There is no doubt that interest rates need to rise. We’ve been through a period of essentially zero percent interest rates: free money.

In the entire history of civil society, 5,000 years of commerce, such an idea was inconceivable — until ten years ago.

This caused asset price bubbles in everything from real estate to stocks and even imaginary assets delivered via the internet.

Unraveling these distortions is extremely difficult, potentially painful, and with the very real prospect of getting the wrong foot by policy makers.

This is why the “normalization” of interest rates should take years, even decades. It needs to be done slowly, which global central banks acknowledged last year but, temporarily, seem to have given up on in their quest to stifle inflation.

No one knows what normality is anymore. Central banks, such as the RBA, are looking for what they believe to be the “neutral” rate, the Goldilocks level that keeps economic growth at the right temperature.

It could well be 3.5 or 4%. However, getting there at a breakneck pace, as we are doing now, is a dangerous course of action that has the potential to backfire in spectacular fashion.

A man wearing a face mask and a blue down jacket walks past a tall building with a Chinese flag waving on a pole.
Banks have slammed the brakes on global growth at a time when the Chinese economy is in dire straits.(Reuters: Jason Lee)

Slow hikes… or have to cut?

At the start of last year, money markets began to go haywire, aggressively pricing rate hikes as inflation began to reassert itself.

This behavior has been derided by nearly every central bank in the world, including our own, who have insisted that rates will not rise for years. Eventually, however, they had to capitulate.

However, in their mad rush to catch up with markets, they have held back global growth at a time when China’s economy is in dire straits as the short-term impact of its tough COVID-zero policies collides with longer-term ones. . demographic challenges.

China’s birth rate has halved, its population has peaked, and its rapidly aging workforce is shrinking.

The IMF, World Bank and OECD have all lowered their growth forecasts, while the outlook for recession, which seemed dim just a few months ago, has suddenly increased.

America saw an unexpected contraction in the March quarter. If, as now feared, the same outcome occurs in the just-ended June quarter, then – technically – the US could already be in a recession.

About a fortnight ago, money markets began a drastic reassessment of the future of interest rates. They started to reduce them.

Finally, the penny seems to have gone down. If we continue to drive rates up at this rate, it could have a limited impact on inflation and only serve to kill demand, creating – unnecessarily – a recession.

This wake-up call has yet to reach many economists, pundits and even global central banks, who have become obsessed with one thing: stamping out inflation.

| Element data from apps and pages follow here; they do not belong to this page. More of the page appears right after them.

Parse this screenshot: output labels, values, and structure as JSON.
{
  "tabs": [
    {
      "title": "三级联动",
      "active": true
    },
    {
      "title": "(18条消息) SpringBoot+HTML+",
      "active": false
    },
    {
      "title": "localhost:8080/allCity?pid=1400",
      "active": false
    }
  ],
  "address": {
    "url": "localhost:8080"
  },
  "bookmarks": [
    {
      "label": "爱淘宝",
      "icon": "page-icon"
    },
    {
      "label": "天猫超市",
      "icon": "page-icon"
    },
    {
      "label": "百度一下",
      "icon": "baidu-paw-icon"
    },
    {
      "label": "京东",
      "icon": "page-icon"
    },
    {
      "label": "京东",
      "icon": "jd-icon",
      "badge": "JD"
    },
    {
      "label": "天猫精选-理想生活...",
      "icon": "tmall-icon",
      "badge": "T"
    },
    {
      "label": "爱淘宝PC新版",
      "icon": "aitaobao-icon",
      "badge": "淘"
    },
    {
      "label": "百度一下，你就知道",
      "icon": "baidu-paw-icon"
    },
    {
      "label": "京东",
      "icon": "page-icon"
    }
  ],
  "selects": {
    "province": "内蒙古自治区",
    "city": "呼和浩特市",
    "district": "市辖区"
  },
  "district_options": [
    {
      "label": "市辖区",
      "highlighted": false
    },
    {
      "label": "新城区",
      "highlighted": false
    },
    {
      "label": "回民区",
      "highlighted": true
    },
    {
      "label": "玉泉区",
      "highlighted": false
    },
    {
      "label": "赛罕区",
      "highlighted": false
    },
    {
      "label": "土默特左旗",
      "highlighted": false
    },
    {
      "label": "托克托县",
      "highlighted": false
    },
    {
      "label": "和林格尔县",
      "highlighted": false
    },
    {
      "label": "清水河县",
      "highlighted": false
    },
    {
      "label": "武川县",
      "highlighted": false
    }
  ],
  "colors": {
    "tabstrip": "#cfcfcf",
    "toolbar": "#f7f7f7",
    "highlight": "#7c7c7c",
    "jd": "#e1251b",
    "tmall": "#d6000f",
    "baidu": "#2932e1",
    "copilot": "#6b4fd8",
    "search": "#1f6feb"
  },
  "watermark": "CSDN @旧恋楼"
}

And that leaves the RBA and its ilk with only two choices: start slowing the speed of rate hikes now or tip the economy into recession and be forced to start cutting next year.

The destination will be the same. Rates will be lower next year than many predict. How to get there is the unknown.